Columns at the Old Royal Naval College, London.

The story of array_column() goes back to php|tek 2008, when Christian Flickinger suggested it to me. The functionality is something that nearly every PHP developer has had to implement in userland code at some point in their careers, and other programming languages, such as Python—through list comprehensions—and Ruby—through—provide easier facilities to perform this operation (there is also .pluck in Rails). So, I thought, “Why not PHP?”

It also gave me an opportunity to experience the PHP core contribution process, which was my primary motivation.

In addition to the function in core PHP, I wrote a polyfill userland library for versions of PHP earlier than 5.5, the intent of which is to fully mimic the core function, complete with the exact same triggered errors and warnings.

I’ve written a couple posts about array_column() and the userland library:

What It Does

My goal for array_column() was simplicity.
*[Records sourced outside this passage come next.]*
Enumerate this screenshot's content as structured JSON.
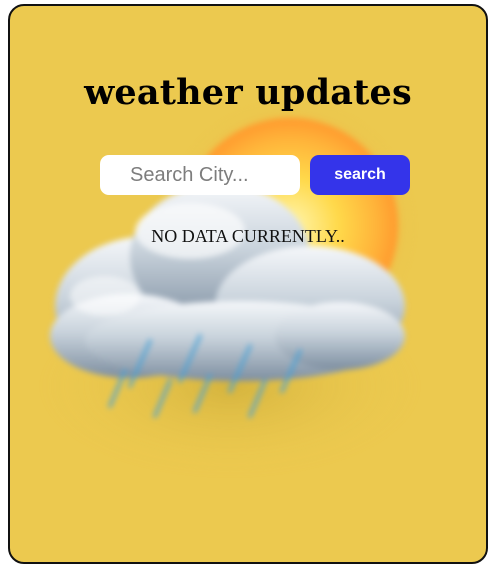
{
  "app": {
    "title": "weather updates"
  },
  "search": {
    "placeholder": "Search City...",
    "value": "",
    "button_label": "search"
  },
  "status": {
    "message": "NO DATA CURRENTLY.."
  },
  "background": {
    "icon": "cloud-sun-rain-icon"
  },
  "colors": {
    "card_background": "#ecc94f",
    "button": "#3434ea",
    "border": "#111111"
  }
}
It follows this function signature:

array array_column(array $input, mixed $columnKey[, mixed $indexKey])

Given a multi-dimensional array of data, array_column() returns the values from a single column of the input array, identified by the $columnKey. Optionally, you may provide an $indexKey to index the values in the returned array by the values from the $indexKey column in the input array.

For example, using the following array of data, we tell array_column() to return an array of just the last names, indexed by their record IDs.

$records = array(
'id' => 2135,
'first_name' => 'John',
'last_name' => 'Doe'
'id' => 3245,
'first_name' => 'Sally',
'last_name' => 'Smith'
'id' => 5342,
'first_name' => 'Jane',
'last_name' => 'Jones'
'id' => 5623,
'first_name' => 'Peter',
'last_name' => 'Doe'
$lastNames = array_column($records, 'last_name', 'id');

If we call print_r() on $lastNames, you’ll see a resulting array that looks a bit like this:

[2135] => Doe
[3245] => Smith
[5342] => Jones
[5623] => Doe